BEGIN Materials provided

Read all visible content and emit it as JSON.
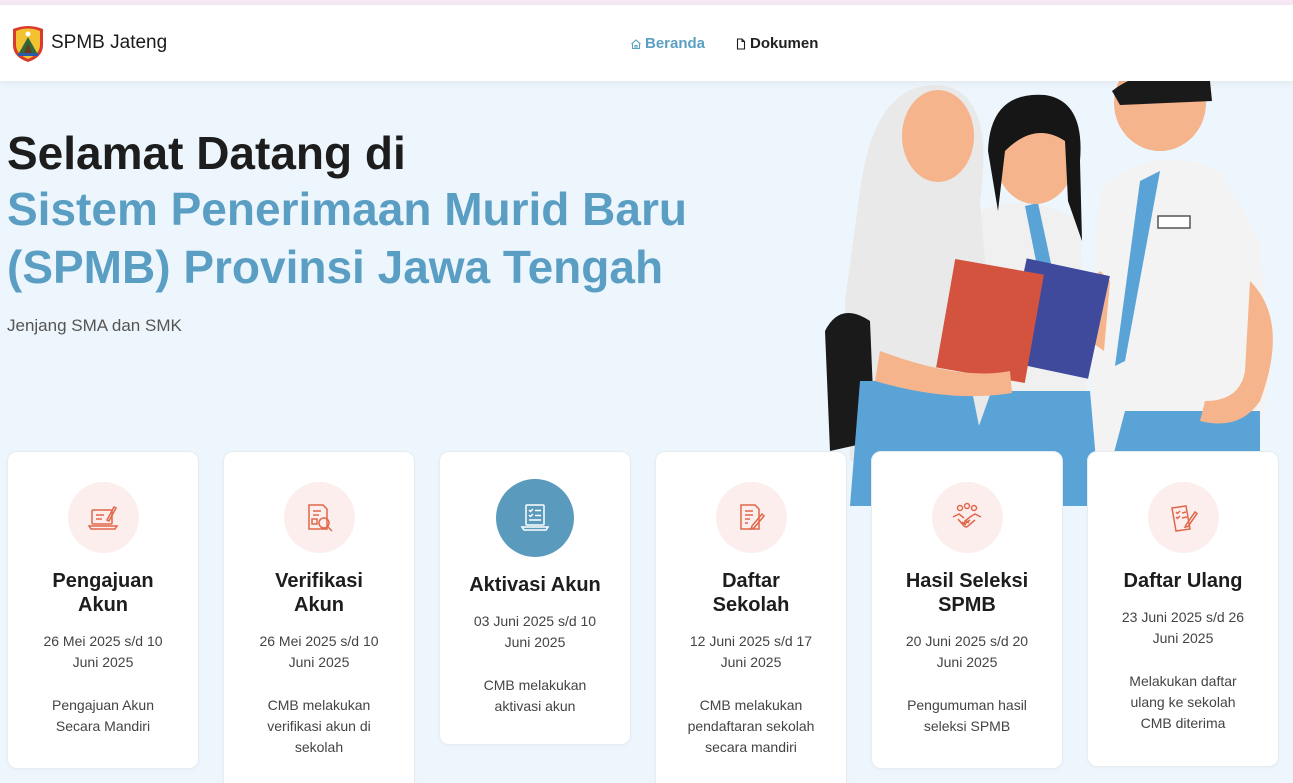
{
  "brand": {
    "name": "SPMB Jateng",
    "logo_icon": "jateng-emblem-icon"
  },
  "nav": {
    "items": [
      {
        "label": "Beranda",
        "icon": "home-icon",
        "active": true
      },
      {
        "label": "Dokumen",
        "icon": "document-icon",
        "active": false
      }
    ]
  },
  "hero": {
    "title_line1": "Selamat Datang di",
    "title_line2": "Sistem Penerimaan Murid Baru",
    "title_line3": "(SPMB) Provinsi Jawa Tengah",
    "subtitle": "Jenjang SMA dan SMK"
  },
  "colors": {
    "accent": "#5b9ec4",
    "icon_orange": "#e0674a",
    "icon_bg": "#fdeeee",
    "active_icon_bg": "#5a9abd"
  },
  "steps": [
    {
      "title": "Pengajuan Akun",
      "date": "26 Mei 2025 s/d 10 Juni 2025",
      "desc": "Pengajuan Akun Secara Mandiri",
      "icon": "laptop-form-icon"
    },
    {
      "title": "Verifikasi Akun",
      "date": "26 Mei 2025 s/d 10 Juni 2025",
      "desc": "CMB melakukan verifikasi akun di sekolah",
      "icon": "document-search-icon"
    },
    {
      "title": "Aktivasi Akun",
      "date": "03 Juni 2025 s/d 10 Juni 2025",
      "desc": "CMB melakukan aktivasi akun",
      "icon": "laptop-checklist-icon"
    },
    {
      "title": "Daftar Sekolah",
      "date": "12 Juni 2025 s/d 17 Juni 2025",
      "desc": "CMB melakukan pendaftaran sekolah secara mandiri",
      "icon": "document-pen-icon"
    },
    {
      "title": "Hasil Seleksi SPMB",
      "date": "20 Juni 2025 s/d 20 Juni 2025",
      "desc": "Pengumuman hasil seleksi SPMB",
      "icon": "handshake-icon"
    },
    {
      "title": "Daftar Ulang",
      "date": "23 Juni 2025 s/d 26 Juni 2025",
      "desc": "Melakukan daftar ulang ke sekolah CMB diterima",
      "icon": "checklist-pen-icon"
    }
  ]
}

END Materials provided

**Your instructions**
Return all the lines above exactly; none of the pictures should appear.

**Expected output**
Read all visible content and emit it as JSON.
{
  "brand": {
    "name": "SPMB Jateng",
    "logo_icon": "jateng-emblem-icon"
  },
  "nav": {
    "items": [
      {
        "label": "Beranda",
        "icon": "home-icon",
        "active": true
      },
      {
        "label": "Dokumen",
        "icon": "document-icon",
        "active": false
      }
    ]
  },
  "hero": {
    "title_line1": "Selamat Datang di",
    "title_line2": "Sistem Penerimaan Murid Baru",
    "title_line3": "(SPMB) Provinsi Jawa Tengah",
    "subtitle": "Jenjang SMA dan SMK"
  },
  "colors": {
    "accent": "#5b9ec4",
    "icon_orange": "#e0674a",
    "icon_bg": "#fdeeee",
    "active_icon_bg": "#5a9abd"
  },
  "steps": [
    {
      "title": "Pengajuan Akun",
      "date": "26 Mei 2025 s/d 10 Juni 2025",
      "desc": "Pengajuan Akun Secara Mandiri",
      "icon": "laptop-form-icon"
    },
    {
      "title": "Verifikasi Akun",
      "date": "26 Mei 2025 s/d 10 Juni 2025",
      "desc": "CMB melakukan verifikasi akun di sekolah",
      "icon": "document-search-icon"
    },
    {
      "title": "Aktivasi Akun",
      "date": "03 Juni 2025 s/d 10 Juni 2025",
      "desc": "CMB melakukan aktivasi akun",
      "icon": "laptop-checklist-icon"
    },
    {
      "title": "Daftar Sekolah",
      "date": "12 Juni 2025 s/d 17 Juni 2025",
      "desc": "CMB melakukan pendaftaran sekolah secara mandiri",
      "icon": "document-pen-icon"
    },
    {
      "title": "Hasil Seleksi SPMB",
      "date": "20 Juni 2025 s/d 20 Juni 2025",
      "desc": "Pengumuman hasil seleksi SPMB",
      "icon": "handshake-icon"
    },
    {
      "title": "Daftar Ulang",
      "date": "23 Juni 2025 s/d 26 Juni 2025",
      "desc": "Melakukan daftar ulang ke sekolah CMB diterima",
      "icon": "checklist-pen-icon"
    }
  ]
}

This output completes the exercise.